A terrific inward half of just 30 blows was illuminated by a sparkling run of five successive birdies from the 11th as the 26-year-old from Southport added another notable record to his golfing conquests.

“I hold the record at the Old Course as well as I shot 62 round there in 2014,”said Fleetwood. “I just have to get it at Kingsbarns now.”

That could take some doing, mind you. He’ll have to shoot a 59 today if he is to dip below the current record of 60.

Fleetwood, who was eight shots better off than his playing partner Rory McIlroy, put the finishing touches to a fine round with a birdie putt of 12-feet on the 18th which birled round the cup and dropped in.

“I didn’t know that putt on the last was for the course record,” added the Englishman, who is on course to win the European Tour’s Race to Dubai. “I wanted to shoot nine-under but I didn’t know the significance of it until my amateur playing partner came up and told me I’d just shot the course record.”

Poor old McIlroy. Outscored by his own dad on the outward half of his first round at the Old Course the other day, the four-time major winner was left wheezing in Fleetwood’s rampaging wake at Carnoustie. He was one of the first to dish out the back slapping for a job well done, though.

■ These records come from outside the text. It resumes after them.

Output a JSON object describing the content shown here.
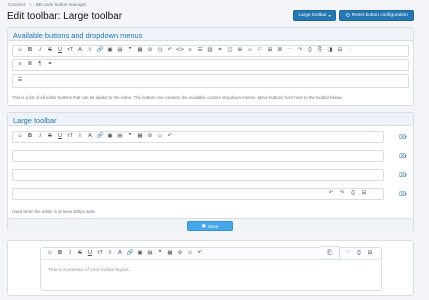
{
  "breadcrumb": {
    "items": [
      "Connect",
      "BB code button manager"
    ],
    "separator": ">"
  },
  "page": {
    "title": "Edit toolbar: Large toolbar"
  },
  "header_buttons": {
    "large_toolbar": "Large toolbar",
    "reset": "Reset button configuration"
  },
  "available": {
    "title": "Available buttons and dropdown menus",
    "row1_icons": [
      "smile-icon",
      "bold-icon",
      "italic-icon",
      "strikethrough-icon",
      "underline-icon",
      "font-size-icon",
      "color-icon",
      "text-style-icon",
      "link-icon",
      "image-icon",
      "media-icon",
      "quote-icon",
      "spoiler-icon",
      "emoji-icon",
      "undo-icon",
      "redo-icon",
      "code-icon",
      "align-icon",
      "list-icon",
      "table-icon",
      "inline-code-icon",
      "hide-icon",
      "more-icon"
    ],
    "row1_glyphs": [
      "☺",
      "B",
      "I",
      "S",
      "U",
      "тT",
      "A",
      "◊",
      "🔗",
      "▣",
      "▤",
      "❞",
      "▦",
      "⊘",
      "◷",
      "↶",
      "</>",
      "≡",
      "☰",
      "▥",
      "⌗",
      "◫",
      "⊕",
      "☺",
      "⚐",
      "⊞",
      "≣",
      "⋯",
      "↷",
      "{}",
      "⎘",
      "◨",
      "⊟",
      "⋮"
    ],
    "row2_glyphs": [
      "≡",
      "≣",
      "¶",
      "⚭"
    ],
    "row3_glyphs": [
      "☰"
    ],
    "note": "This is a list of all editor buttons that can be added to the editor. The bottom row contains the available custom dropdown menus. Move buttons from here to the toolbar below."
  },
  "large": {
    "title": "Large toolbar",
    "row1_glyphs": [
      "☺",
      "B",
      "I",
      "S",
      "U",
      "тT",
      "◊",
      "A",
      "🔗",
      "▣",
      "▤",
      "❞",
      "▦",
      "⊘",
      "☺",
      "↶"
    ],
    "row4_right_glyphs": [
      "↶",
      "↷",
      "{}",
      "⊟"
    ],
    "note": "Used when the editor is at least 900px wide.",
    "save_label": "Save"
  },
  "preview": {
    "toolbar_glyphs": [
      "☺",
      "B",
      "I",
      "S",
      "U",
      "тT",
      "◊",
      "A",
      "🔗",
      "▣",
      "▤",
      "❞",
      "▦",
      "⊘",
      "☺",
      "↶"
    ],
    "right_glyphs": [
      "↶",
      "↷",
      "{}",
      "⊟"
    ],
    "side_glyph": "⎗",
    "placeholder": "This is a preview of your button layout..."
  },
  "colors": {
    "accent": "#2577b1",
    "save": "#47a7eb",
    "header_bg": "#eef3fa"
  }
}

“He never put a foot wrong all day,” said McIlroy, who sits down on a level-par tally of 144 at the halfway stage. “It’s a special place to get the course record and it was great to watch.”

Having taken a step back from tournament play for a month, Fleetwood arrived here this week not quite sure how his game would shape up. There’s certainly not been any sign of rust. “I was pleasantly surprised when I got on the range on Tuesday and I hit it alright,” he added. “In round one I played okay but the big thing was that I just enjoyed being back in competition again where every shot counts. Today I played well and putted well. Sometimes those best rounds come when you don’t realise what you’re doing.”

After winning this title a year ago, Hatton certainly knows what he’s doing on this trinity of courses and he upped his bid to become the first player to successfully defend the crown with a fine 65 at Carnoustie.

A trio of gains at the sixth, seventh and eighth had him bounding along and four birdies on his last six holes, including a handy chip-in for a two on the 16th, bolstered his robust assault.

The full fury of Carnoustie had not been unleashed and Hatton expressed a sense of good fortune that he had emerged unscathed.

“It wasn’t as tough as it can be and I’m thankful for that,” conceded the 25-year-old. “On Thursday, the Old Course, especially the front nine, was really tough. I certainly wouldn’t have enjoyed playing Carnoustie in a similar wind.

“You can only play what is in front of you but we were fortunate today. Hopefully I can take that into the weekend.”

Hatton and Fleetwood lead by a shot from Belgium’s Nicolas Colsaerts, who posted a 67 at St Andrews.

Paul Dunne, the new British Masters champion and the early first round leader, sits a stroke further back on nine-under after a 68 at Carnoustie.